Data records for software interfaces
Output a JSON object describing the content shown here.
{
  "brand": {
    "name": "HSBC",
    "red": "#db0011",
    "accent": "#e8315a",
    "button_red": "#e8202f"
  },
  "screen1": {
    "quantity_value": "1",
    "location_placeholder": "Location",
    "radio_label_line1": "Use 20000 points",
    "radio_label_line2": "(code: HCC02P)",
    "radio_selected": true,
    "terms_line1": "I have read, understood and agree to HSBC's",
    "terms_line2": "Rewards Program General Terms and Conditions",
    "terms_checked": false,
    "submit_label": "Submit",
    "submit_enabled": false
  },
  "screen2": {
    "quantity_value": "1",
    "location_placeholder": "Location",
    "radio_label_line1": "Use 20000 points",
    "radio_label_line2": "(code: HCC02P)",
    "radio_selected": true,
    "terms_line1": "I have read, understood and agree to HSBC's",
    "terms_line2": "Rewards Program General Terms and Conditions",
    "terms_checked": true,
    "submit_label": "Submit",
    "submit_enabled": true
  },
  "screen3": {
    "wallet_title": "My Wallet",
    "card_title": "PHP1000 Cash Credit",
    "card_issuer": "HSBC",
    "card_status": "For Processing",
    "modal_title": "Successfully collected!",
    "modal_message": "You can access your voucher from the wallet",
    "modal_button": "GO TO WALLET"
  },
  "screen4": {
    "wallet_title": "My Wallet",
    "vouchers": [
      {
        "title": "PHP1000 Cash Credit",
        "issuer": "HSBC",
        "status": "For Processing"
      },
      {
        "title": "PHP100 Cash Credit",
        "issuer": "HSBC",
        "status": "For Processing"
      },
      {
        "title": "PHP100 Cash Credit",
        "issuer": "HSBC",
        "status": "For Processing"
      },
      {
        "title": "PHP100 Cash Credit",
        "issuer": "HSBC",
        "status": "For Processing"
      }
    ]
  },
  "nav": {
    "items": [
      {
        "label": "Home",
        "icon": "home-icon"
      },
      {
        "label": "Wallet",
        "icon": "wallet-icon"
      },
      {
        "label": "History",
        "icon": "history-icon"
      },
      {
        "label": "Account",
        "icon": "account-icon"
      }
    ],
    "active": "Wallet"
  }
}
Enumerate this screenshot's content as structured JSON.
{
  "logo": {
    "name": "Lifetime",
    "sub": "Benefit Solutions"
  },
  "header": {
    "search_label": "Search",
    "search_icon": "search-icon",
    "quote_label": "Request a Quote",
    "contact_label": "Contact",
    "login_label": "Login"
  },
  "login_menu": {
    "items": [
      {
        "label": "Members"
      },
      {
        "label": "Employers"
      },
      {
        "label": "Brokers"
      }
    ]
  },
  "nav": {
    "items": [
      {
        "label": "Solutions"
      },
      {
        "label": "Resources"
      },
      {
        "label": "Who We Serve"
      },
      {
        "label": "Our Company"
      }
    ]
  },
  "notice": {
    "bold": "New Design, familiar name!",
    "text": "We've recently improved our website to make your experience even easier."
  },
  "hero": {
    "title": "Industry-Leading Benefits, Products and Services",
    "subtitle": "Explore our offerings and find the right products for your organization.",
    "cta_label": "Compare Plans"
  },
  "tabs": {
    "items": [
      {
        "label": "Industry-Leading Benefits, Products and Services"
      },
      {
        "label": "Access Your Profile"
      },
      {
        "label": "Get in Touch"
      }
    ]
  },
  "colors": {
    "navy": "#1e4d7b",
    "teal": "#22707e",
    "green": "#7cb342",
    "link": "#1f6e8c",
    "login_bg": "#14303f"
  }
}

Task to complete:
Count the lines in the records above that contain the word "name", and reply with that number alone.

Response below:
3